Individuals who have poor oral hygiene have an increased risk of heart disease compared to those who brush their teeth twice a day, finds research published today on BMJ.com.
In the last twenty years there has been increased interest in links between heart problems and gum disease. While it has been established that inflammation in the body (including mouth and gums) plays an important role in the build up of clogged arteries, this is the first study to investigate whether the number of times individuals brush their teeth has any bearing on the risk of developing heart disease, says the research.
The authors, led by Professor Richard Watt from University College London, analysed data from over 11,000 adults who took part in the Scottish Healthy Survey.
The research team analysed data about lifestyle behaviours such as smoking, physical activity and oral health routines. Individuals were asked how often they visited the dentist (at least once every six months, every one to two years, or rarely/never) and how often they brushed their teeth (twice a day, once a day or less than once a day).

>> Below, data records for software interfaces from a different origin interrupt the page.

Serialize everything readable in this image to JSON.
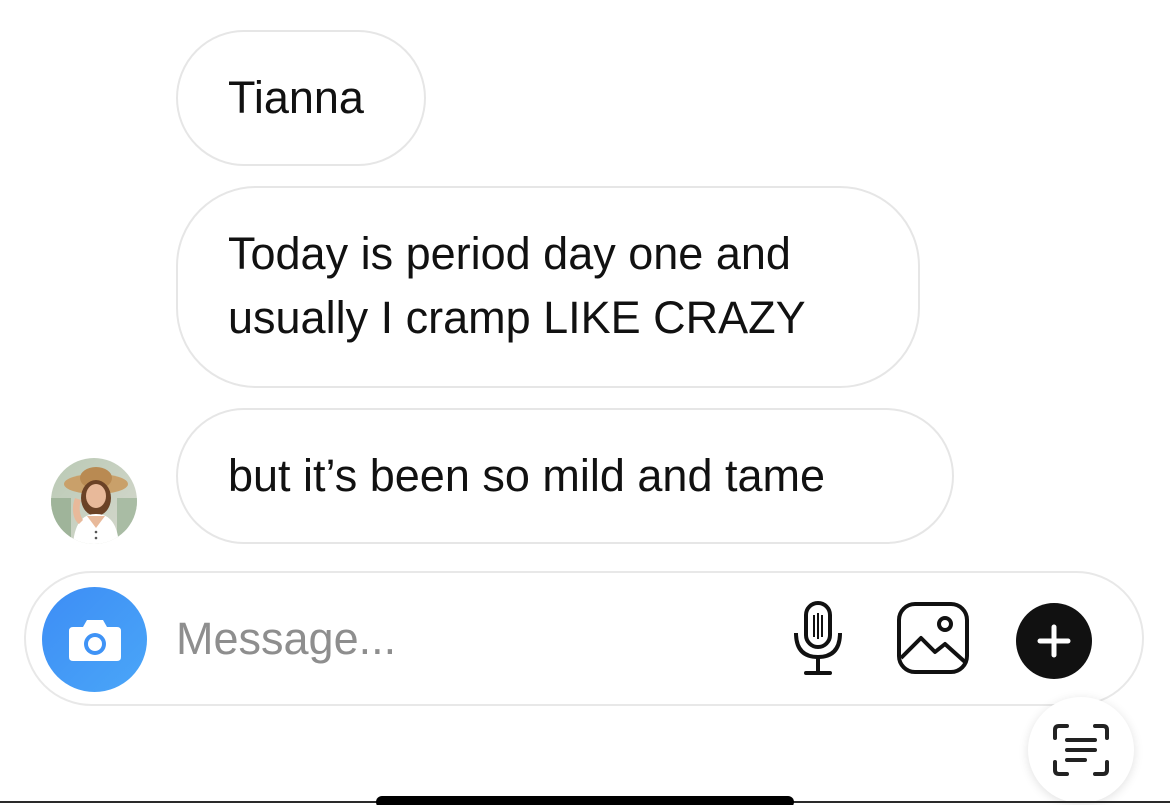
{
  "thread": {
    "messages": [
      {
        "text": "Tianna"
      },
      {
        "text": "Today is period day one and\nusually I cramp LIKE CRAZY"
      },
      {
        "text": "but it’s been so mild and tame"
      }
    ]
  },
  "composer": {
    "placeholder": "Message...",
    "camera_icon": "camera-icon",
    "mic_icon": "microphone-icon",
    "photo_icon": "gallery-icon",
    "plus_icon": "plus-icon",
    "accent_color": "#3d8df5"
  },
  "scan_button": {
    "icon": "text-scan-icon"
  }
}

On a separate visit nurses collected information on medical history and family history of heart disease, blood pressure and blood samples from consenting adults. The samples enabled the researchers to determine levels of inflammation that were present in the body. The data gathered from the interviews were linked to hospital admissions and deaths in Scotland until December 2007.
The results demonstrate that oral health behaviours were generally good with six out of ten (62%) of participants saying they visit the dentist every six months and seven out ten (71%) reporting that they brush their teeth twice a day.
Once the data were adjusted for established cardio risk factors such as social class, obesity, smoking and family history of heart disease, the researchers found that participants who reported less frequent toothbrushing had a 70% extra risk of heart disease compared to individuals who brushed their teeth twice a day, although the overall risk remained quite low. Particpants who had poor oral hygiene also tested positive for inflammatory markers such as the C-reactive protein and fibrinogen.
Professor Watt concludes: "our results confirmed and further strengthened the suggested association between oral hygiene and the risk of cardiovascular disease - furthermore inflammatory markers were significantly associated with a very simple measure of poor oral health behaviour". He adds that "future experimental studies will be needed to confirm whether the observed association between oral health behaviour and cardio vascular disease is in fact causal or merely a risk marker".